The workshop approaches ‘learning’ through a practical lens. It aims to consolidate a range of research around learning and present it in a manner that makes practical sense to educators. The workshop first establishes a common “understanding” of learning and then applies this understanding to various components of the learning process: planning, instruction, assessment, feedback, and observing learning when visiting classrooms. Participants will reflect on their own practice and receive feedback that helps them further refine their practices and shape their identity as educators.

The cost of this workshop is $700.

Read More about the Workshop

The workshop uses the ‘learning lens’ to address several core questions, such as How do we know when learning is happening with our students? What do we look for? How do we act when our intended learning isn’t accessible, or is too easy for our students? What is worth learning and how do we know? How do we design units and learning experiences that address the ‘non-negotiable’ curriculum and allow for whitespace and student autonomy? What are the ‘look fors’ when it comes to further improving instructional practices? What type of feedback is most meaningful for students? How best do we observe learning when visiting other classrooms? How can we have meaningful conversation about what we observed?

Who should attend?

  • Elementary, middle, and high school classroom teachers
  • Elementary, middle, and high school curriculum and learning coaches
  • Elementary, middle, and high school administrators

Workshop Goals and Takeaways

In this three-day workshop, participants will:

  • Develop the ability to define learning and to know when and how it is happening. This skill helps teachers and administrators develop confidence in knowing, in real time, when learning is happening.

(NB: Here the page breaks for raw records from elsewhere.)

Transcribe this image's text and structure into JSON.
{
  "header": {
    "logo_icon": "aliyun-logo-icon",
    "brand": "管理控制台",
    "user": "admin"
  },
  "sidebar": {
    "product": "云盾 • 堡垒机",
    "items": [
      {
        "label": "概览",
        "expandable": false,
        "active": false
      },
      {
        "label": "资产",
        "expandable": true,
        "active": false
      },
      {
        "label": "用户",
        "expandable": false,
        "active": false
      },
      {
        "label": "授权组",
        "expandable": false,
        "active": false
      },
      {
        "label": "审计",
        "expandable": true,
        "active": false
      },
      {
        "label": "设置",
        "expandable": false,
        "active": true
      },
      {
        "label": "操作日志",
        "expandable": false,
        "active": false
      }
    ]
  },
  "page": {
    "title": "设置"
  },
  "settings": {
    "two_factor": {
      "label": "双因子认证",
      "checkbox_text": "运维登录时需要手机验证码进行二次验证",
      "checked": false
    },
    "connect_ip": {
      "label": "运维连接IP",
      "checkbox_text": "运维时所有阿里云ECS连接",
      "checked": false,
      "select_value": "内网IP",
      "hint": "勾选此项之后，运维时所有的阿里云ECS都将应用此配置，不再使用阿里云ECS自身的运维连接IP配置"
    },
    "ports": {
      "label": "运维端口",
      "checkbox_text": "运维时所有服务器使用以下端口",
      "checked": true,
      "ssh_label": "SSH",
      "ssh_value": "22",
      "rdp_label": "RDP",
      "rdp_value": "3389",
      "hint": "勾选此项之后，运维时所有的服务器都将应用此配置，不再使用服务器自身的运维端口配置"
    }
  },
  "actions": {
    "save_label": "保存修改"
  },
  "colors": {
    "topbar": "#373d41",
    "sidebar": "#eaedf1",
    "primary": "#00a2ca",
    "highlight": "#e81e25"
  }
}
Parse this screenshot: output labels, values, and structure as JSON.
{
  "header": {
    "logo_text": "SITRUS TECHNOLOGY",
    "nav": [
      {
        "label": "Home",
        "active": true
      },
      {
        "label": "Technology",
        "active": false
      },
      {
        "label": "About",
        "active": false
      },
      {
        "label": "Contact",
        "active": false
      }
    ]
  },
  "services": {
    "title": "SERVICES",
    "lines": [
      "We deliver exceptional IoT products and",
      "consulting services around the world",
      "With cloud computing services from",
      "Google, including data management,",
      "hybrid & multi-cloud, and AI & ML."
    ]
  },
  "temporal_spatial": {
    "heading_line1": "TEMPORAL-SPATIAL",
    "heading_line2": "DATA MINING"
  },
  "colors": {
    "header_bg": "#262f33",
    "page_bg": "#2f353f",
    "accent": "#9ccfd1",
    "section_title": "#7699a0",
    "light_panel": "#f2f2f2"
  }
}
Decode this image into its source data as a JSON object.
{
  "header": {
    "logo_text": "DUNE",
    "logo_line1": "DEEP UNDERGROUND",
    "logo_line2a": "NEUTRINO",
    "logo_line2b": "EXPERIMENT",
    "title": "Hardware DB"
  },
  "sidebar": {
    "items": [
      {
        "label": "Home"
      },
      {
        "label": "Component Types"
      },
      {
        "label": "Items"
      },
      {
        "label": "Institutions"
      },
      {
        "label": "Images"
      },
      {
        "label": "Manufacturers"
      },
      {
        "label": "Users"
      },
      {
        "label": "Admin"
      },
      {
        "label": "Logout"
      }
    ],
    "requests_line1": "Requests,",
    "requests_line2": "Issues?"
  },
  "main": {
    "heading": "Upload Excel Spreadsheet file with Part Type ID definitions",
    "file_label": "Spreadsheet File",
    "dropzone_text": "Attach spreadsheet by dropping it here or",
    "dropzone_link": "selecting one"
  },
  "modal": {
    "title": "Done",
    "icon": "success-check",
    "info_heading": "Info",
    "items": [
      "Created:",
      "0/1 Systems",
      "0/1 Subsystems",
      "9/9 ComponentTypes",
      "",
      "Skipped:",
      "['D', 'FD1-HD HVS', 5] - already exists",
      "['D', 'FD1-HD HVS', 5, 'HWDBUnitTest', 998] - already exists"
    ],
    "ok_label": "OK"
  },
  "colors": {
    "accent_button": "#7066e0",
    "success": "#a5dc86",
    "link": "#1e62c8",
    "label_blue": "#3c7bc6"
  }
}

It also enables them to respond when learning isn’t at the ‘right’ level for the students.
  • Clearly differentiate between the conditions essential for acquiring knowledge, skill, and understanding. Since these three elements are different components of learning, they require different considerations when it comes to planning, instruction, and assessment.
  • Develop understanding of what is worth learning and how that might fit in the ‘non-negotiable’ curriculum. Several leading organizations and educational experts have studied this area at length. This workshop will share a summary of this research and provide participants with tools to use in their lessons.
  • Be able to plan learning experiences that are most appropriate to the type of desired learning.
  • Reflect on their instructional practices and consider possible enhancements to make these more learning-focused.
  • Refine what teacher and student autonomy within the ‘non-negotiable’ curriculum might mean. This aspect of learning is key to the development of life-worthy skills.
  • Develop the ability to give meaningful feedback on learning.
  • Learn protocols that support learning observation in classrooms of other colleagues and how to give meaningful feedback to the teacher.

About Rami Madani

Rami Madani is the Director of Learning at the International School of Kuala Lumpur, Malaysia. Prior to that he worked in international schools in Yemen, Zambia, and India, serving students and faculty at all school levels.

He has taught subjects ranging from Mathematics to Music to Theory of Knowledge. He served as a secondary school principal, dean of students, and department head in various international schools.

Rami has designed a variety of professional development and training programs for teachers.

In addition, he is an IB Diploma consultant and is passionate about aligning a school's systems with its mission, and ensuring that teaching and learning is the focus of what schools do.